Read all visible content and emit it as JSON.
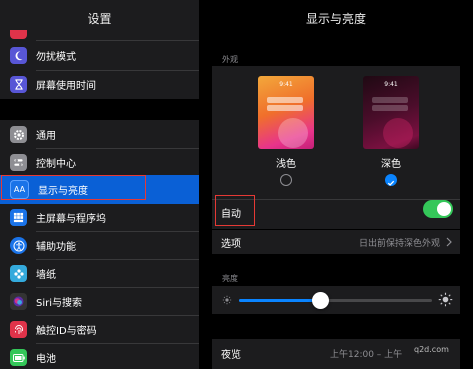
{
  "sidebar": {
    "title": "设置",
    "items": [
      {
        "label": "",
        "icon": "partial-red-icon",
        "color": "#e0334a"
      },
      {
        "label": "勿扰模式",
        "icon": "moon-icon",
        "color": "#5856d6"
      },
      {
        "label": "屏幕使用时间",
        "icon": "hourglass-icon",
        "color": "#5856d6"
      },
      {
        "label": "通用",
        "icon": "gear-icon",
        "color": "#8e8e93"
      },
      {
        "label": "控制中心",
        "icon": "sliders-icon",
        "color": "#8e8e93"
      },
      {
        "label": "显示与亮度",
        "icon": "aa-icon",
        "color": "#1a73e8",
        "glyph": "AA"
      },
      {
        "label": "主屏幕与程序坞",
        "icon": "grid-icon",
        "color": "#1a73e8"
      },
      {
        "label": "辅助功能",
        "icon": "accessibility-icon",
        "color": "#1a73e8"
      },
      {
        "label": "墙纸",
        "icon": "flower-icon",
        "color": "#34aadc"
      },
      {
        "label": "Siri与搜索",
        "icon": "siri-icon",
        "color": "#333333"
      },
      {
        "label": "触控ID与密码",
        "icon": "fingerprint-icon",
        "color": "#e0334a"
      },
      {
        "label": "电池",
        "icon": "battery-icon",
        "color": "#34c759"
      }
    ]
  },
  "main": {
    "title": "显示与亮度",
    "appearance": {
      "section_label": "外观",
      "light": {
        "time": "9:41",
        "label": "浅色",
        "selected": false
      },
      "dark": {
        "time": "9:41",
        "label": "深色",
        "selected": true
      }
    },
    "auto": {
      "label": "自动",
      "enabled": true
    },
    "options": {
      "label": "选项",
      "value": "日出前保持深色外观"
    },
    "brightness": {
      "section_label": "亮度",
      "level": 0.42
    },
    "night_shift": {
      "label": "夜览",
      "value": "上午12:00 – 上午"
    }
  },
  "watermark": {
    "text": "q2d.com"
  },
  "colors": {
    "accent": "#0a84ff",
    "toggle_on": "#34c759",
    "highlight_box": "#e53935"
  }
}
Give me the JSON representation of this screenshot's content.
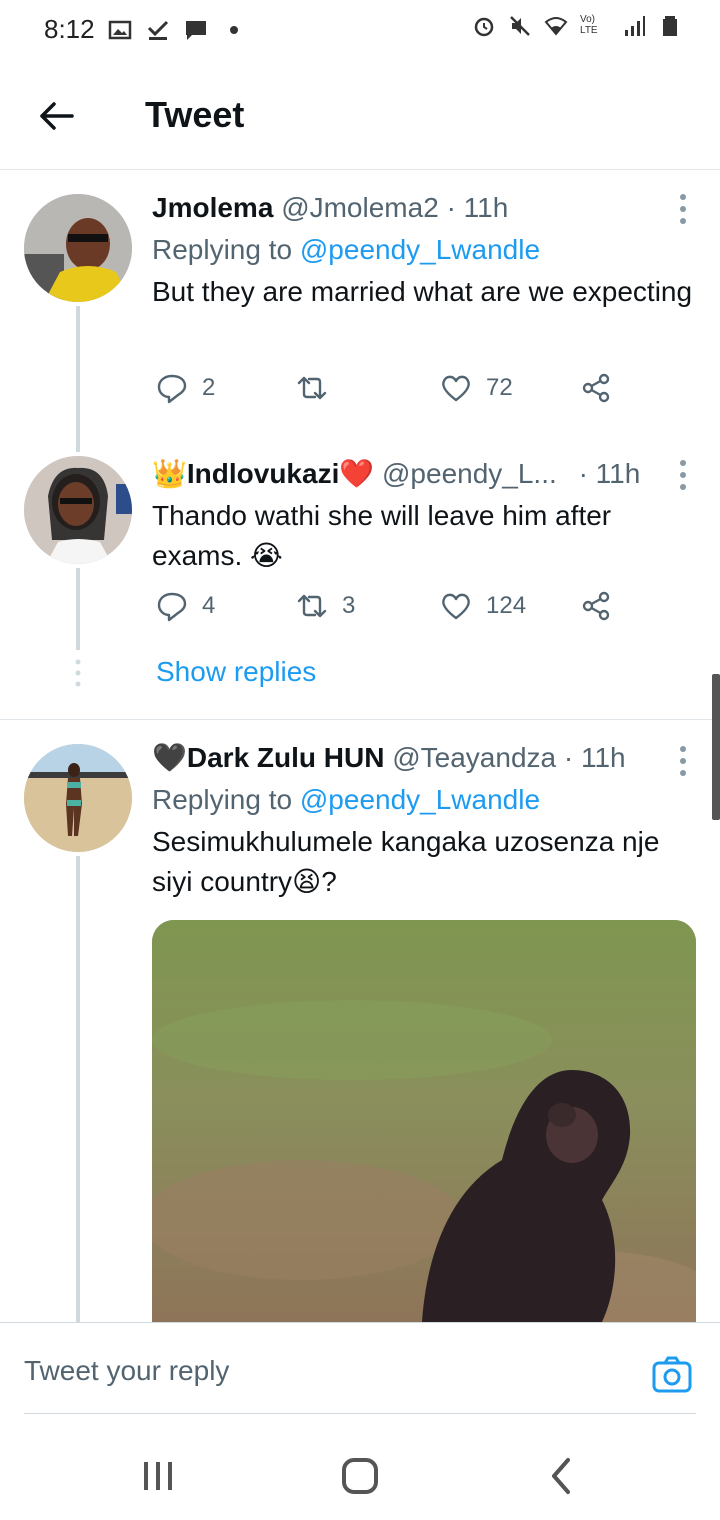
{
  "status_bar": {
    "time": "8:12",
    "network_label": "Vo) LTE"
  },
  "header": {
    "title": "Tweet"
  },
  "tweets": [
    {
      "name": "Jmolema",
      "handle": "@Jmolema2",
      "time": "· 11h",
      "replying_label": "Replying to",
      "replying_to": "@peendy_Lwandle",
      "text": "But they are married what are we expecting",
      "replies": "2",
      "retweets": "",
      "likes": "72"
    },
    {
      "name_prefix": "👑",
      "name": "Indlovukazi",
      "name_suffix": "❤️",
      "handle": "@peendy_L...",
      "time": "· 11h",
      "text": "Thando wathi she will leave him after exams. 😭",
      "replies": "4",
      "retweets": "3",
      "likes": "124",
      "show_replies": "Show replies"
    },
    {
      "name_prefix": "🖤",
      "name": "Dark Zulu HUN",
      "handle": "@Teayandza",
      "time": "· 11h",
      "replying_label": "Replying to",
      "replying_to": "@peendy_Lwandle",
      "text": "Sesimukhulumele kangaka uzosenza nje siyi country😫?"
    }
  ],
  "reply_bar": {
    "placeholder": "Tweet your reply"
  },
  "colors": {
    "accent": "#1d9bf0",
    "muted": "#536471",
    "like": "#536471",
    "divider": "#e1e6ea"
  },
  "icons": [
    "back-arrow-icon",
    "more-icon",
    "reply-icon",
    "retweet-icon",
    "like-icon",
    "share-icon",
    "camera-icon",
    "recents-icon",
    "home-icon",
    "back-icon"
  ]
}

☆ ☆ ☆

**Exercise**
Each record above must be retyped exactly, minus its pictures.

**Finished task**
Read all visible content and emit it as JSON.
{
  "sidebar": {
    "title": "设置",
    "items": [
      {
        "label": "",
        "icon": "partial-red-icon",
        "color": "#e0334a"
      },
      {
        "label": "勿扰模式",
        "icon": "moon-icon",
        "color": "#5856d6"
      },
      {
        "label": "屏幕使用时间",
        "icon": "hourglass-icon",
        "color": "#5856d6"
      },
      {
        "label": "通用",
        "icon": "gear-icon",
        "color": "#8e8e93"
      },
      {
        "label": "控制中心",
        "icon": "sliders-icon",
        "color": "#8e8e93"
      },
      {
        "label": "显示与亮度",
        "icon": "aa-icon",
        "color": "#1a73e8",
        "glyph": "AA"
      },
      {
        "label": "主屏幕与程序坞",
        "icon": "grid-icon",
        "color": "#1a73e8"
      },
      {
        "label": "辅助功能",
        "icon": "accessibility-icon",
        "color": "#1a73e8"
      },
      {
        "label": "墙纸",
        "icon": "flower-icon",
        "color": "#34aadc"
      },
      {
        "label": "Siri与搜索",
        "icon": "siri-icon",
        "color": "#333333"
      },
      {
        "label": "触控ID与密码",
        "icon": "fingerprint-icon",
        "color": "#e0334a"
      },
      {
        "label": "电池",
        "icon": "battery-icon",
        "color": "#34c759"
      }
    ]
  },
  "main": {
    "title": "显示与亮度",
    "appearance": {
      "section_label": "外观",
      "light": {
        "time": "9:41",
        "label": "浅色",
        "selected": false
      },
      "dark": {
        "time": "9:41",
        "label": "深色",
        "selected": true
      }
    },
    "auto": {
      "label": "自动",
      "enabled": true
    },
    "options": {
      "label": "选项",
      "value": "日出前保持深色外观"
    },
    "brightness": {
      "section_label": "亮度",
      "level": 0.42
    },
    "night_shift": {
      "label": "夜览",
      "value": "上午12:00 – 上午"
    }
  },
  "watermark": {
    "text": "q2d.com"
  },
  "colors": {
    "accent": "#0a84ff",
    "toggle_on": "#34c759",
    "highlight_box": "#e53935"
  }
}
Give me the JSON representation of this screenshot's content.
{
  "status_bar": {
    "time": "8:12",
    "network_label": "Vo) LTE"
  },
  "header": {
    "title": "Tweet"
  },
  "tweets": [
    {
      "name": "Jmolema",
      "handle": "@Jmolema2",
      "time": "· 11h",
      "replying_label": "Replying to",
      "replying_to": "@peendy_Lwandle",
      "text": "But they are married what are we expecting",
      "replies": "2",
      "retweets": "",
      "likes": "72"
    },
    {
      "name_prefix": "👑",
      "name": "Indlovukazi",
      "name_suffix": "❤️",
      "handle": "@peendy_L...",
      "time": "· 11h",
      "text": "Thando wathi she will leave him after exams. 😭",
      "replies": "4",
      "retweets": "3",
      "likes": "124",
      "show_replies": "Show replies"
    },
    {
      "name_prefix": "🖤",
      "name": "Dark Zulu HUN",
      "handle": "@Teayandza",
      "time": "· 11h",
      "replying_label": "Replying to",
      "replying_to": "@peendy_Lwandle",
      "text": "Sesimukhulumele kangaka uzosenza nje siyi country😫?"
    }
  ],
  "reply_bar": {
    "placeholder": "Tweet your reply"
  },
  "colors": {
    "accent": "#1d9bf0",
    "muted": "#536471",
    "like": "#536471",
    "divider": "#e1e6ea"
  },
  "icons": [
    "back-arrow-icon",
    "more-icon",
    "reply-icon",
    "retweet-icon",
    "like-icon",
    "share-icon",
    "camera-icon",
    "recents-icon",
    "home-icon",
    "back-icon"
  ]
}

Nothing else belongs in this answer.